I’ve been discussing the following claim, “In the year 1806 the French Institute enumerated not less than eighty geological theories which were hostile to the Scriptures; but not one of those theories is held to-day.” I explained in part 1 that Luther Tracy Townsend’s Collapse of Evolution (1905) attributes it to “the eminent geologist, Professor Charles Lyell,” that I was unable to find it in Lyell’s work, and that I was able to find it, more or less, in Albert Barnes’s The Progress and Tendencies of Science (1840). In part 2, I added that Barnes included a footnote to Lyell’s Principles of Geology (1830, although Barnes cited the 1837 Philadelphia edition) later in the same paragraph, which probably misled Townsend into thinking that Lyell was the authority for the claim about the eighty-plus geological theories. But there’s still a loose end. If not from Lyell, then from whom?
The claim about the eighty-plus geological theories was in circulation, if without Lyell’s name, even before 1840. In Nicholas Wiseman’s Twelve Lectures on the Connexion Between Science and Revealed Religion (1836), for example, appears, “From the time of Buffon, system rose beside system, like the moving pillars of the desert, advancing in threatening array; but like them, they were fabrics of sand; and, though in 1806 the French Institute counted more than eighty such theories hostile to Scripture history, not one of them has stood till now, or deserves to be recorded.” (The author is the same Wiseman who became the Archbishop of Westminster when the Catholic Church hierarchy was re-established in England in 1850.) Barnes plagiarized the portion from “system” to “sand” in The Progress and Tendencies of Science, I’m sorry to say.
So where might Wiseman have found the claim? Well, I’m not going to explain the ins and outs of how I arrived at the hypothesis, but the date and place was right for me to suspect that the source was Cuvier: that is, Georges Cuvier (1769–1832), the great French zoologist who established the scientific disciplines of paleontology (providing convincing evidence of extinction along the way) and of comparative anatomy. Cuvier was appointed as the permanent recording secretary of the Institut National (which subsumed the old Académie Royale des Sciences) in 1802, which gave him a podium; in 1806, he ascended that podium when Noël André submitted a book on geology entitled Theory of the Present Surface of the Earth (or Théorie de la surface actuelle de la terre, if you insist) to the Institut in the hope of receiving its imprimatur.
Cuvier was appointed to the committee to review André’s book, and probably drafted the committee’s report.
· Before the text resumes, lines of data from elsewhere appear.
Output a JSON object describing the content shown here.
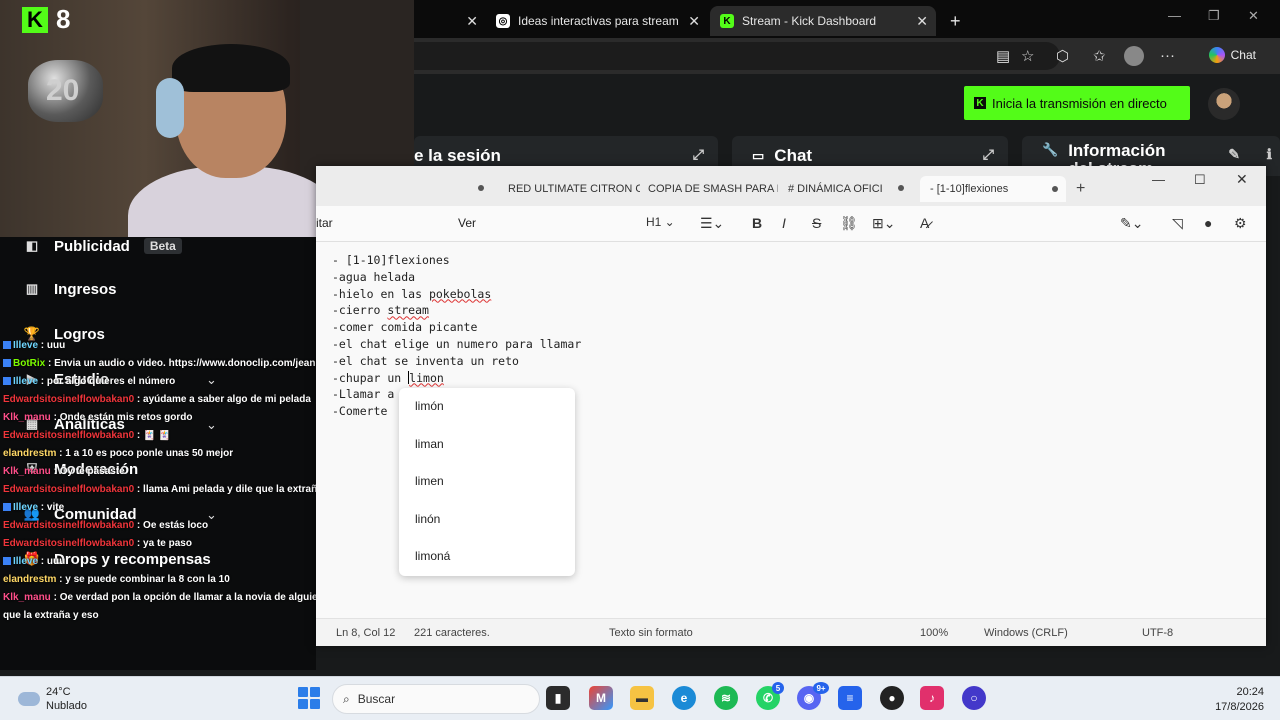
{
  "browser": {
    "tabs": [
      {
        "label": "Ideas interactivas para stream",
        "icon": "chatgpt-icon"
      },
      {
        "label": "Stream - Kick Dashboard",
        "icon": "kick-icon"
      }
    ],
    "chat_button": "Chat",
    "new_tab": "+",
    "close": "✕"
  },
  "kick": {
    "live_button": "Inicia la transmisión en directo",
    "panels": {
      "session": "e la sesión",
      "chat": "Chat",
      "stream_info": "Información del stream"
    },
    "nav": [
      {
        "label": "Publicidad",
        "badge": "Beta",
        "icon": "megaphone-icon"
      },
      {
        "label": "Ingresos",
        "icon": "chart-icon"
      },
      {
        "label": "Logros",
        "icon": "trophy-icon"
      },
      {
        "label": "Estudio",
        "icon": "video-icon"
      },
      {
        "label": "Analíticas",
        "icon": "analytics-icon"
      },
      {
        "label": "Moderación",
        "icon": "shield-icon"
      },
      {
        "label": "Comunidad",
        "icon": "people-icon"
      },
      {
        "label": "Drops y recompensas",
        "icon": "gift-icon"
      }
    ]
  },
  "overlay": {
    "kick_count": "8",
    "balloon_text": "20"
  },
  "chat": [
    {
      "user": "Illeve",
      "msg": "uuu",
      "color": "u-blue",
      "badge": true
    },
    {
      "user": "BotRix",
      "msg": "Envia un audio o video. https://www.donoclip.com/jeanpoolrod",
      "color": "u-green",
      "badge": true
    },
    {
      "user": "Illeve",
      "msg": "por algo quieres el número",
      "color": "u-blue",
      "badge": true
    },
    {
      "user": "Edwardsitosinelflowbakan0",
      "msg": "ayúdame a saber algo de mi pelada",
      "color": "u-red",
      "badge": false
    },
    {
      "user": "Klk_manu",
      "msg": "Onde están mis retos gordo",
      "color": "u-pink",
      "badge": false
    },
    {
      "user": "Edwardsitosinelflowbakan0",
      "msg": "🃏 🃏",
      "color": "u-red",
      "badge": false
    },
    {
      "user": "elandrestm",
      "msg": "1 a 10 es poco ponle unas 50 mejor",
      "color": "u-gold",
      "badge": false
    },
    {
      "user": "Klk_manu",
      "msg": "Oy te pasaste",
      "color": "u-pink",
      "badge": false
    },
    {
      "user": "Edwardsitosinelflowbakan0",
      "msg": "llama Ami pelada y dile que la extraño chupito bts",
      "color": "u-red",
      "badge": false
    },
    {
      "user": "Illeve",
      "msg": "vite",
      "color": "u-blue",
      "badge": true
    },
    {
      "user": "Edwardsitosinelflowbakan0",
      "msg": "Oe estás loco",
      "color": "u-red",
      "badge": false
    },
    {
      "user": "Edwardsitosinelflowbakan0",
      "msg": "ya te paso",
      "color": "u-red",
      "badge": false
    },
    {
      "user": "Illeve",
      "msg": "uuu",
      "color": "u-blue",
      "badge": true
    },
    {
      "user": "elandrestm",
      "msg": "y se puede combinar la 8 con la 10",
      "color": "u-gold",
      "badge": false
    },
    {
      "user": "Klk_manu",
      "msg": "Oe verdad pon la opción de llamar a la novia de alguien o la ex y decir",
      "color": "u-pink",
      "badge": false
    },
    {
      "user": "",
      "msg": "que la extraña y eso",
      "color": "u-pink",
      "badge": false
    }
  ],
  "notepad": {
    "tabs": [
      "RED ULTIMATE CITRON O",
      "COPIA DE SMASH PARA N",
      "# DINÁMICA OFICI",
      "- [1-10]flexiones"
    ],
    "menu": [
      "itar",
      "Ver"
    ],
    "heading": "H1",
    "lines": [
      "- [1-10]flexiones",
      "-agua helada",
      "-hielo en las pokebolas",
      "-cierro stream",
      "-comer comida picante",
      "-el chat elige un numero para llamar",
      "-el chat se inventa un reto",
      "-chupar un limon",
      "-Llamar a",
      "-Comerte"
    ],
    "suggestions": [
      "limón",
      "liman",
      "limen",
      "linón",
      "limoná"
    ],
    "status": {
      "position": "Ln 8, Col 12",
      "chars": "221 caracteres.",
      "format": "Texto sin formato",
      "zoom": "100%",
      "eol": "Windows (CRLF)",
      "encoding": "UTF-8"
    }
  },
  "taskbar": {
    "temp": "24°C",
    "weather": "Nublado",
    "search_placeholder": "Buscar",
    "time": "20:24",
    "date": "17/8/2026",
    "badges": {
      "whatsapp": "5",
      "discord": "9+"
    }
  }
}
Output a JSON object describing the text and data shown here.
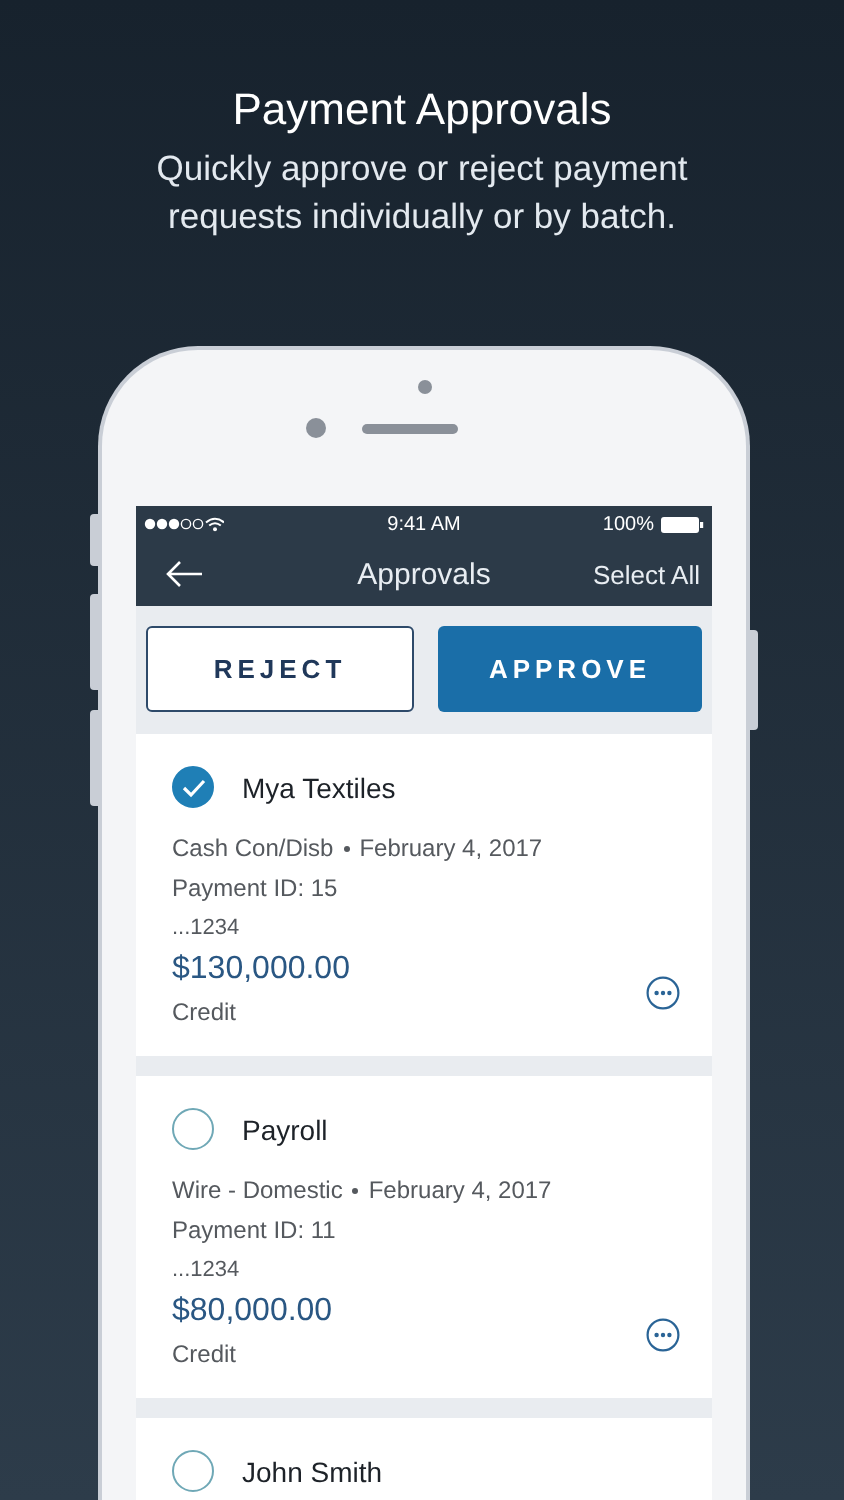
{
  "header": {
    "title": "Payment Approvals",
    "subtitle_lines": [
      "Quickly approve or reject payment",
      "requests individually or by batch."
    ]
  },
  "status_bar": {
    "time": "9:41 AM",
    "battery": "100%"
  },
  "nav": {
    "title": "Approvals",
    "action": "Select All"
  },
  "buttons": [
    {
      "label": "REJECT",
      "kind": "outline"
    },
    {
      "label": "APPROVE",
      "kind": "primary"
    }
  ],
  "payments": [
    {
      "name": "Mya Textiles",
      "selected": true,
      "type": "Cash Con/Disb",
      "date": "February 4, 2017",
      "payment_id": "Payment ID: 15",
      "account": "...1234",
      "amount": "$130,000.00",
      "direction": "Credit"
    },
    {
      "name": "Payroll",
      "selected": false,
      "type": "Wire - Domestic",
      "date": "February 4, 2017",
      "payment_id": "Payment ID: 11",
      "account": "...1234",
      "amount": "$80,000.00",
      "direction": "Credit"
    },
    {
      "name": "John Smith",
      "selected": false
    }
  ]
}
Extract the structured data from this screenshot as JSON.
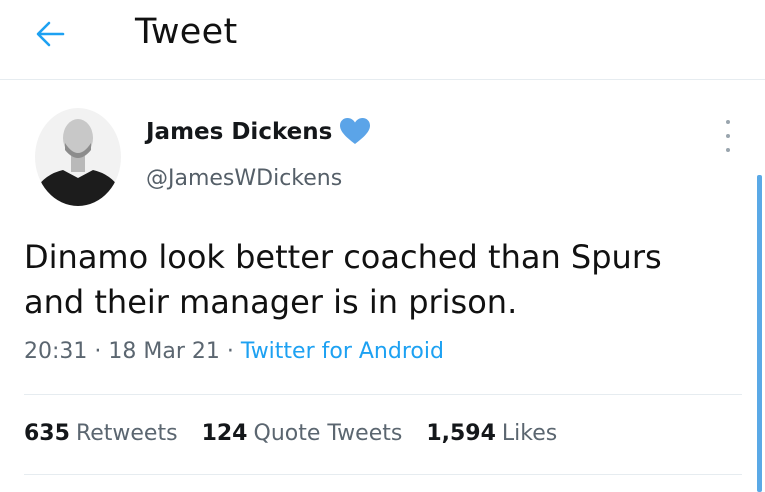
{
  "header": {
    "back_icon": "arrow-left-icon",
    "title": "Tweet"
  },
  "tweet": {
    "author_name": "James Dickens",
    "badge_icon": "heart-icon",
    "handle": "@JamesWDickens",
    "text_line1": "Dinamo look better coached than Spurs",
    "text_line2": "and their manager is in prison.",
    "time": "20:31",
    "date": "18 Mar 21",
    "separator": "·",
    "source": "Twitter for Android",
    "more_icon": "vertical-dots-icon"
  },
  "stats": {
    "retweets_count": "635",
    "retweets_label": "Retweets",
    "quote_count": "124",
    "quote_label": "Quote Tweets",
    "likes_count": "1,594",
    "likes_label": "Likes"
  },
  "colors": {
    "accent": "#1da1f2",
    "badge": "#5ba4e8",
    "divider": "#e6ecf0",
    "secondary_text": "#5b6670"
  }
}
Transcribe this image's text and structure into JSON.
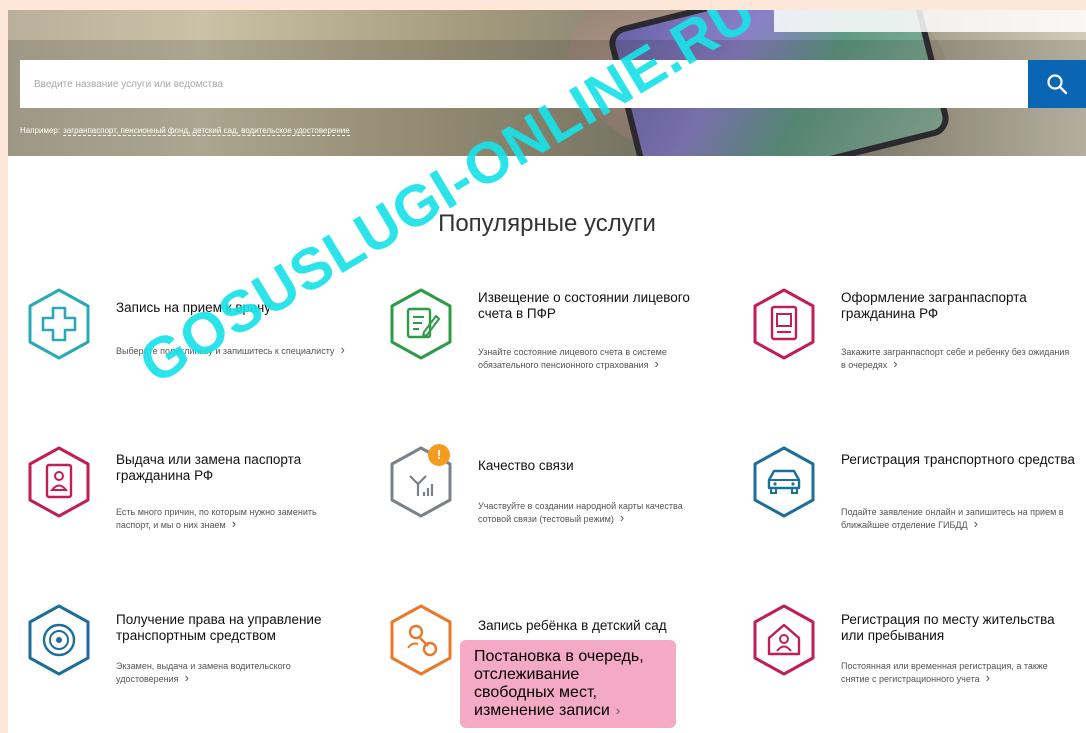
{
  "search": {
    "placeholder": "Введите название услуги или ведомства",
    "hint_prefix": "Например:",
    "hint_examples": "загранпаспорт, пенсионный фонд, детский сад, водительское удостоверение"
  },
  "section_title": "Популярные услуги",
  "watermark": "GOSUSLUGI-ONLINE.RU",
  "badge": "!",
  "colors": {
    "teal": "#2aa9b6",
    "green": "#2e9b48",
    "crimson": "#c01f56",
    "gray": "#7b8189",
    "blue": "#1e6e9b",
    "orange": "#e8792a",
    "pink": "#f4a9c4",
    "search_blue": "#0a66b5"
  },
  "services": [
    {
      "title": "Запись на прием к врачу",
      "desc": "Выберите поликлинику и запишитесь к специалисту",
      "icon": "medical-cross-icon"
    },
    {
      "title": "Извещение о состоянии лицевого счета в ПФР",
      "desc": "Узнайте состояние лицевого счета в системе обязательного пенсионного страхования",
      "icon": "document-edit-icon"
    },
    {
      "title": "Оформление загранпаспорта гражданина РФ",
      "desc": "Закажите загранпаспорт себе и ребенку без ожидания в очередях",
      "icon": "passport-icon"
    },
    {
      "title": "Выдача или замена паспорта гражданина РФ",
      "desc": "Есть много причин, по которым нужно заменить паспорт, и мы о них знаем",
      "icon": "passport-person-icon"
    },
    {
      "title": "Качество связи",
      "desc": "Участвуйте в создании народной карты качества сотовой связи (тестовый режим)",
      "icon": "signal-icon"
    },
    {
      "title": "Регистрация транспортного средства",
      "desc": "Подайте заявление онлайн и запишитесь на прием в ближайшее отделение ГИБДД",
      "icon": "car-icon"
    },
    {
      "title": "Получение права на управление транспортным средством",
      "desc": "Экзамен, выдача и замена водительского удостоверения",
      "icon": "steering-wheel-icon"
    },
    {
      "title": "Запись ребёнка в детский сад",
      "desc": "Постановка в очередь, отслеживание свободных мест, изменение записи",
      "icon": "pacifier-icon"
    },
    {
      "title": "Регистрация по месту жительства или пребывания",
      "desc": "Постоянная или временная регистрация, а также снятие с регистрационного учета",
      "icon": "house-person-icon"
    }
  ]
}
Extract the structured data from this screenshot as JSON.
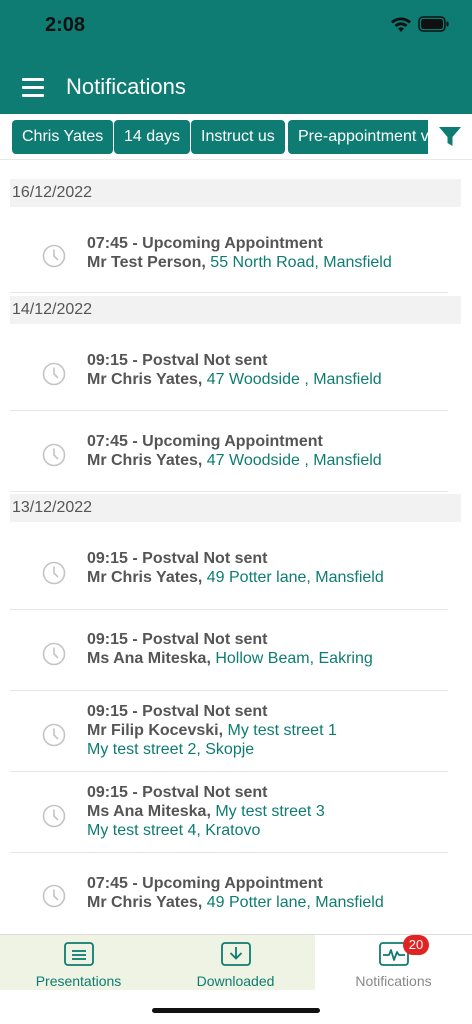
{
  "status_bar": {
    "time": "2:08"
  },
  "app_bar": {
    "title": "Notifications"
  },
  "filters": [
    {
      "label": "Chris Yates"
    },
    {
      "label": "14 days"
    },
    {
      "label": "Instruct us"
    },
    {
      "label": "Pre-appointment v"
    }
  ],
  "groups": [
    {
      "date": "16/12/2022",
      "items": [
        {
          "title": "07:45 - Upcoming Appointment",
          "name": "Mr Test Person,",
          "address": "55 North Road, Mansfield"
        }
      ]
    },
    {
      "date": "14/12/2022",
      "items": [
        {
          "title": "09:15 - Postval Not sent",
          "name": "Mr Chris Yates,",
          "address": "47 Woodside , Mansfield"
        },
        {
          "title": "07:45 - Upcoming Appointment",
          "name": "Mr Chris Yates,",
          "address": "47 Woodside , Mansfield"
        }
      ]
    },
    {
      "date": "13/12/2022",
      "items": [
        {
          "title": "09:15 - Postval Not sent",
          "name": "Mr Chris Yates,",
          "address": "49 Potter lane, Mansfield"
        },
        {
          "title": "09:15 - Postval Not sent",
          "name": "Ms Ana Miteska,",
          "address": "Hollow Beam, Eakring"
        },
        {
          "title": "09:15 - Postval Not sent",
          "name": "Mr Filip Kocevski,",
          "address": "My test street 1",
          "address2": "My test street 2, Skopje"
        },
        {
          "title": "09:15 - Postval Not sent",
          "name": "Ms Ana Miteska,",
          "address": "My test street 3",
          "address2": "My test street 4, Kratovo"
        },
        {
          "title": "07:45 - Upcoming Appointment",
          "name": "Mr Chris Yates,",
          "address": "49 Potter lane, Mansfield"
        }
      ]
    }
  ],
  "tab_bar": {
    "tabs": [
      {
        "label": "Presentations",
        "icon": "presentation-icon"
      },
      {
        "label": "Downloaded",
        "icon": "download-icon"
      },
      {
        "label": "Notifications",
        "icon": "activity-icon",
        "badge": "20"
      }
    ]
  },
  "colors": {
    "primary": "#0e7c72",
    "badge": "#e02424",
    "tab_background": "#eef3e3"
  }
}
In his review, Cuvier took the opportunity to sketch how he thought that research in geology should proceed, which included a historical review of the science. In so doing, he wrote,
Thus the number of geological systems has increased to the point that today there are more than eighty of them, and it has been necessary to classify them in a certain order, simply to help one to memorize their main features. [Even] the best example, put forward some thirty years ago by several savants, has so little inhibited additions to this long list, that we see new systems hatched every day, and the scientific journals are full of the attacks and defenses that their authors make against each other.
(I quote from Martin Rudwick’s translation “A Report on André’s Theory of the Earth” in his Georges Cuvier, Fossil Bones, and Geological Catastrophes: New Translations & Interpretations of the Primary Texts ; Wiseman presumably relied directly or indirectly on a translation published in the Philosophical Magazine in 1808.)
Faced with the embarrassing multiplicity of geological systems, Cuvier’s response is to call for geological hypotheses to be framed so as to be scientifically testable against one another. He poses two sample questions—“Did organisms [être organisés] live in the places where their remains are found, or were they transported there? Are all these [fossil] beings still living, or have they been totally or partially destroyed?” (emphasis in original)—and then asks, rhetorically, “Is it not clear that the system of causes to be conceived ought to differ as white from black, according to whether these questions are answered in the affirmative or not? However, no one is yet able to respond positively; and what is still more striking, almost no one has considered that it would be good to be able to answer them before constructing a system.” It’s good methodological advice.
Importantly, Cuvier doesn’t describe these eighty-plus geological systems as “hostile to the Scriptures.” In the historical section, he states that early geologists tried to find the causes or understand the effects of the Deluge, but that it was eventually concluded that “a single inundation, however violent, could not have produced such immense effects.” He also opined, in a passage not reproduced in the Institut’s Mémoires, that it was superfluous to look for the secondary causes of a miracle like the Flood. A devout but undemonstrative Lutheran, Cuvier thought that the Biblical story of the Flood was a record of a historical event, but he wasn’t committed to its accuracy: he wouldn’t have regarded hostility to the Scriptures as a salient feature of a geological theory. So much for Cuvier. In part 4, I will return to the present day briefly and then conclude with a jaunt back to 1940.